This is a guest blog post written by Tom Groenfeldt
As a reporter covering finance and technology, I get to my share of trade shows. I am often surprised at how unprepared exhibitors are for writers who might get them free press.
|Photo by Tom Groenfeldt|
Quick follow-up pays offSo I step up to a trade show booth and identify myself by whichever publications I am writing for at the time and the most that the exhibitor has at their booth is a product brochure (you can improve a booth pretty easily today with video displays, or even just an iPad). I swap cards with a sales guy and often two or three months later I get a call, as has happened with HP a couple of times.
I am sitting in my home office with a MacBook Air in front of me and a couple of dogs for company, and the telephone sales rep asks if I want to buy a server.
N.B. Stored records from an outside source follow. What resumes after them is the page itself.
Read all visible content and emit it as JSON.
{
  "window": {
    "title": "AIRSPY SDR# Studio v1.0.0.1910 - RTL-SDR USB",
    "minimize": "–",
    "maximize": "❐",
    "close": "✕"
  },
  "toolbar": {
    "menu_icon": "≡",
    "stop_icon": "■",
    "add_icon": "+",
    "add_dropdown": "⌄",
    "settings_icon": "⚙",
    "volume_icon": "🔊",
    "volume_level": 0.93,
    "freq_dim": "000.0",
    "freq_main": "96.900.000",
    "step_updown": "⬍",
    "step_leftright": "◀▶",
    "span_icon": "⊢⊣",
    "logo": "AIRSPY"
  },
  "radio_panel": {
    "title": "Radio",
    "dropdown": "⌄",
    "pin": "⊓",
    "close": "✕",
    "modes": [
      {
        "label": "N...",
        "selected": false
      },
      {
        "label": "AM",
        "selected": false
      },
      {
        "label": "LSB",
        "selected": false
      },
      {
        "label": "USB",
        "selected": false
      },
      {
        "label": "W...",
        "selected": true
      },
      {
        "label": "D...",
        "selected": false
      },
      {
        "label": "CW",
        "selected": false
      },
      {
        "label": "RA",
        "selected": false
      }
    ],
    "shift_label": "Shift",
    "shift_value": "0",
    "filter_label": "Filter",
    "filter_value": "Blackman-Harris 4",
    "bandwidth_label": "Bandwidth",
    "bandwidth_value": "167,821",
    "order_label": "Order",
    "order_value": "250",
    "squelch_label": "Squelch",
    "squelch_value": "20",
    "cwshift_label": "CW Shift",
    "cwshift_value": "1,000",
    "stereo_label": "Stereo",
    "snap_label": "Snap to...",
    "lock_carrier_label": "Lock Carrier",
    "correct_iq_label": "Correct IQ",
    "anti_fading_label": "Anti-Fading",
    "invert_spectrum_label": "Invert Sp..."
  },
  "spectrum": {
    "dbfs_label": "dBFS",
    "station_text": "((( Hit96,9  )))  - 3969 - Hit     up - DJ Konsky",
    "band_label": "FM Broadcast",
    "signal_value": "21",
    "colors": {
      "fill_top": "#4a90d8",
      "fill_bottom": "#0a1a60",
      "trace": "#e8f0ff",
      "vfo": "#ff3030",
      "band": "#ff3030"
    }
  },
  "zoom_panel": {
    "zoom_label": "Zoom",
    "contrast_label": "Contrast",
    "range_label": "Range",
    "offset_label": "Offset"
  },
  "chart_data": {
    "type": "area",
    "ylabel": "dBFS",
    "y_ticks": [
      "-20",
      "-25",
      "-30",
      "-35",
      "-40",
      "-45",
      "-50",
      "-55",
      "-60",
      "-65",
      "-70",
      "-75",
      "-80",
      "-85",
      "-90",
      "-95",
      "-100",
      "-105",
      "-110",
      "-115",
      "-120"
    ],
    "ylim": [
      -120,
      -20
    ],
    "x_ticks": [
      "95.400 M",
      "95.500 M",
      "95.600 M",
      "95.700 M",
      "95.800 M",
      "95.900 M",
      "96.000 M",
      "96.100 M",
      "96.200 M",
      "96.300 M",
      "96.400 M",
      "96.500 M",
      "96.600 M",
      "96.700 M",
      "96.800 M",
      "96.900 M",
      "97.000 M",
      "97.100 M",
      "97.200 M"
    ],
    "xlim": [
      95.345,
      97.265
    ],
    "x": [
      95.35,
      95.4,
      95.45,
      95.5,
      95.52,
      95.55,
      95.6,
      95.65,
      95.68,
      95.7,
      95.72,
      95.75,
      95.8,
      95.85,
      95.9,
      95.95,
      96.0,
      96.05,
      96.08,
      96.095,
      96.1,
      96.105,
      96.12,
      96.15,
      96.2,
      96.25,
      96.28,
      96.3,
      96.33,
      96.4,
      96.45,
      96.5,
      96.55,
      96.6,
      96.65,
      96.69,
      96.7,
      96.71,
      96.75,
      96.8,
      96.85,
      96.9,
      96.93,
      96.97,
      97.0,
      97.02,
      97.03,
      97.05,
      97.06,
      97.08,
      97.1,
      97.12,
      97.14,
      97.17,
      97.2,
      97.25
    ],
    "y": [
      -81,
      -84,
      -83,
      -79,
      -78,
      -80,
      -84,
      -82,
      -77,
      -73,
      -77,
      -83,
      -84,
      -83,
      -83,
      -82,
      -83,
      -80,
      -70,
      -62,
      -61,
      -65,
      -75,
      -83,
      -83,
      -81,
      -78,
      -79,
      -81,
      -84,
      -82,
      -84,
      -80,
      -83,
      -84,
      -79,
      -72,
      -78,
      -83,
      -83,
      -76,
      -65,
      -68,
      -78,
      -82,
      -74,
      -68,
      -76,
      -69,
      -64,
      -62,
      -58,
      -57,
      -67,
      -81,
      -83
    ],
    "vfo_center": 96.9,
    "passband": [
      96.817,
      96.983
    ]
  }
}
Yeah, most days I am not in the market, and I wonder if they can’t read the information on the card I gave them. And, of course, I never do hear from the PR people.
I know trade shows are a pain and preparations often run right up to opening -- I have seen the booth people at Kinko’s running off the promo materials that didn’t get approved until an hour before. And I realize that in tight budget times it’s not going to be possible to take a press person along for every show.
How about having one or two booth people with some basic instructions – like knowing how to take a business card and jot a note on it about specific interests so the PR team has something to work with. Maybe have some press packs with the latest news, preferably on a USB stick. And take a look at press and sales followup. That should get done within a week or 10 days after the show’s end.
Don't get cheap about your trade show giveawaysReporters are just as keen on trade show giveaways like T-shirts, stuffed animals or travel mugs as any other visitor, and they have the potential to give you some good coverage. You’ve paid a lot for your participation in the show, try to get some new press contacts and fresh coverage out of it.
financial technology at Forbes. He's a regular contributor to the Peninsula Pulse, an independent newspaper in Door County, Wisconsin.